||It has been suggested that this article be merged into Psychokinesis. (Discuss) Proposed since February 2013.|
Pyrokinesis, derived from the Greek words πυρ (pûr, meaning "fire, lightning") and κίνησις (kínesis, meaning "motion"), was the name coined by horror novelist Stephen King for protagonist Charlie McGee's ability to create or to control fire strictly by thought in King's 1980 novel, Firestarter. The word is intended to be parallel to telekinesis, though arguably the prefix "tele-" (meaning "from afar") rather than the suffix "-kinesis" would be the part to preserve in a proper Greek-based hybrid word. Critic S.T. Joshi describes the word as a "singularly unfortunate coinage."
As a literary theme 
Pyrokinesis is popular in fiction, with numerous examples in films, books, and television series. These include the episode "Fire" from The X-Files; the Beyond Reality episode "Enemy in Our Midst"; the One Step Beyond episode "The Burning Girl"; the Fringe episode "The Road Not Taken" and the Charmed episode "Lost and Bound." Several such works, such as the aforementioned "The Burning Girl" pre-date Firestarter, and have direct parallels with King's work (King himself wrote that "Firestarter has numerous science fiction antecedents"). King, however, was the first to attempt to give the idea a name, as neither the term "pyrokinesis" nor any other term occurs in prior works.
Several works of fiction explain pyrokinetic powers as being the ability to excite or speed up an object's atoms, increasing their thermal energy until they ignite, not necessarily objects, but also air particles. In The Science of Stephen King, authors Gresh and Weinberg argue that this is "vaguely possible", but characterize it as "generally the stuff of comic books", such as Marvel Comics' Human Torch . Without some form of electromechanical device, such as a device to release several of the compounds that do spontaneously ignite upon contact with the oxygen in air (such as silane, a pyrophoric gas, or rubidium), or some form of triggering device located at the source of the fire, there is no scientifically known method for the brain to trigger explosions and fires at a distance.

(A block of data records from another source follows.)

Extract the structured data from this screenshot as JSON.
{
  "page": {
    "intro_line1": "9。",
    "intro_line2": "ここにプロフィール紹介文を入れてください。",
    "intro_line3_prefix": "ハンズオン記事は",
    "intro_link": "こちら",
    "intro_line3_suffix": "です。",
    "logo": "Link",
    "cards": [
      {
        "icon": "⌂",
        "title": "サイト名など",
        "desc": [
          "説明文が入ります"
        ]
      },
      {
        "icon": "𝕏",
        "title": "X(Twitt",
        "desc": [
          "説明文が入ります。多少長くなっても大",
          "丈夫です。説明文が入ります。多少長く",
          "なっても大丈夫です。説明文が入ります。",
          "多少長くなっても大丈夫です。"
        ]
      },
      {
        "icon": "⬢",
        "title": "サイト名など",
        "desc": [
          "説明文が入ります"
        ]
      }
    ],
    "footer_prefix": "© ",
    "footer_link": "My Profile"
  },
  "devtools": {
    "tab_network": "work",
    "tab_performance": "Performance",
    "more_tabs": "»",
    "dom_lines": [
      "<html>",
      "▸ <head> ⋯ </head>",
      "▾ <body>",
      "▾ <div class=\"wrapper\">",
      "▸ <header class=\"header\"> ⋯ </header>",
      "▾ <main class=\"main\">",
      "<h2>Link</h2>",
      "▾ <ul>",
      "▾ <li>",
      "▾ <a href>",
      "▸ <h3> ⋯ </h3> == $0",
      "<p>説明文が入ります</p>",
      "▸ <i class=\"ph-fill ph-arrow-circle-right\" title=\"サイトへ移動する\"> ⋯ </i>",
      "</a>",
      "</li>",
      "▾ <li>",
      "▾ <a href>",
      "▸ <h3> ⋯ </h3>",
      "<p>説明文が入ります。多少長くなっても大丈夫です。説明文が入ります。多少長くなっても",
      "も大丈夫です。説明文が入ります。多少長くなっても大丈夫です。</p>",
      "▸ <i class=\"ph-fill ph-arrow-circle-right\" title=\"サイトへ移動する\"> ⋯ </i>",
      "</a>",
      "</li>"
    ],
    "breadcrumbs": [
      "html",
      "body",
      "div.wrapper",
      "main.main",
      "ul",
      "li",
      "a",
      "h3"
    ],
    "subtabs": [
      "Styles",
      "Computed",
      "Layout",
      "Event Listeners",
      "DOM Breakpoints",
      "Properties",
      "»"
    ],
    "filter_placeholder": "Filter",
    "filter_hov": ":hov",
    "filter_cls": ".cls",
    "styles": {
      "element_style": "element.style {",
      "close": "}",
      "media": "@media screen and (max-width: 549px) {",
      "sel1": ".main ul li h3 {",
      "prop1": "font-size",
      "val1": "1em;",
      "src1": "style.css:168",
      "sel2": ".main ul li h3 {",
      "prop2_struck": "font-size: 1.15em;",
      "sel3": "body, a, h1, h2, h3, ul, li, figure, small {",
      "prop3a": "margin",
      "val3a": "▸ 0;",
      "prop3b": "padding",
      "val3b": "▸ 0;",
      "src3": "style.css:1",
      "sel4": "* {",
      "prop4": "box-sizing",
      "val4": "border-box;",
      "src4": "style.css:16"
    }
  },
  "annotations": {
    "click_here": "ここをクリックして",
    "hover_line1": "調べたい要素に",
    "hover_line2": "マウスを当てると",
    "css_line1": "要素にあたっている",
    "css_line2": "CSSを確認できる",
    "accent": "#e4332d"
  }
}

Examples of claimed pyrokinesis 
In the case of A.W. Underwood, a 19th-century African-American who achieved minor celebrity with the purported ability to set items ablaze, scientists suggested concealed pieces of phosphorus may have instead been responsible. White phosphorus ignites in air at about 30°C; as this is slightly below body temperature, the phosphorus could be readily ignited by breath or rubbing.
In March 2011, a 3 year-old girl in Antique Province, Philippines gained media attention for mysteriously producing and predicting fire. The town mayor himself witnessed firsthand how a pillow burned after the girl said "pillow... fire." Many other people including the local chief of police and fire officers saw how the girl caused fire without physical contact to the objects.
- SciFiNow (Dorset, England, UK: Imagine Publishing Ltd.). #47, 2010. Magazine, page 113: "Firestarter ... released 11 May 1984. Based on Stephen King's novel (which coined the term pyrokinesis)."
- S. T. Joshi (2001). The Modern Weird Tale. McFarland. p. 75. ISBN 978-0-7864-0986-0.
- John Kenneth Muir (2001). An Analytical Guide to Television's One Step Beyond, 1959–1961. McFarland. pp. 77–78. ISBN 978-0-7864-0969-3.
- John Anthony McCrossan (2000). "Stephen King". Books and Reading in the Lives of Notable Americans. Greenwood Publishing Group. p. 144. ISBN 978-0-313-30376-0.
- Lois H. Gresh and Robert Weinberg (2007). The Science of Stephen King. John Wiley and Sons. pp. 38–39. ISBN 978-0-471-78247-6.
- Thomas, R. (January 1883). "Spontaneous Combustion". The Medical Age 1: 86.
- Burgos, Nestor (March 9, 2011). "Fire 'seer' draws hundreds to Antique village". Philippine Daily Inquirer.